Prompt: Among the following entries, how many lines hold the string "voicemail"? State only the number.

Start of Data for this exercise

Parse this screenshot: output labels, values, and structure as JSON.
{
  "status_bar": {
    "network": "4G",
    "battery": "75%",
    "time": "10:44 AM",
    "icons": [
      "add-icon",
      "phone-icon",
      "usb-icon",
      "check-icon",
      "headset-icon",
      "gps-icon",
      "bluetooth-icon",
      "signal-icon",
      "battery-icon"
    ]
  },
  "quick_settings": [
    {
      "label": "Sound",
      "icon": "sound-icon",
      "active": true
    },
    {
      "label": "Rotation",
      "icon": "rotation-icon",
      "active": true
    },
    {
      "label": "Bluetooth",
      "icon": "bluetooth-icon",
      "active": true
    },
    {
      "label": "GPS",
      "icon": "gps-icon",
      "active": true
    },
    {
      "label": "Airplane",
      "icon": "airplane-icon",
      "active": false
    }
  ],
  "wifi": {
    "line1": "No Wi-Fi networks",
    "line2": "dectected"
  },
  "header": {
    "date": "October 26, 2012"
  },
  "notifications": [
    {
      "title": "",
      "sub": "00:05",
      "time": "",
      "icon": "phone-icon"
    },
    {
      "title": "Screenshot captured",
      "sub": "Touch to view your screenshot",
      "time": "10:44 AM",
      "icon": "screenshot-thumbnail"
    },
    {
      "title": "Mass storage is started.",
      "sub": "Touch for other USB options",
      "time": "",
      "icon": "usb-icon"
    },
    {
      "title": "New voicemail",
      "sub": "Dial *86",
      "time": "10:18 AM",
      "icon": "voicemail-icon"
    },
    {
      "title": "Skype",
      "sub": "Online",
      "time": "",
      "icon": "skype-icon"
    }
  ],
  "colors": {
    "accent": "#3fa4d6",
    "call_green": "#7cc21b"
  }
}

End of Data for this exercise

Solution for this task: 2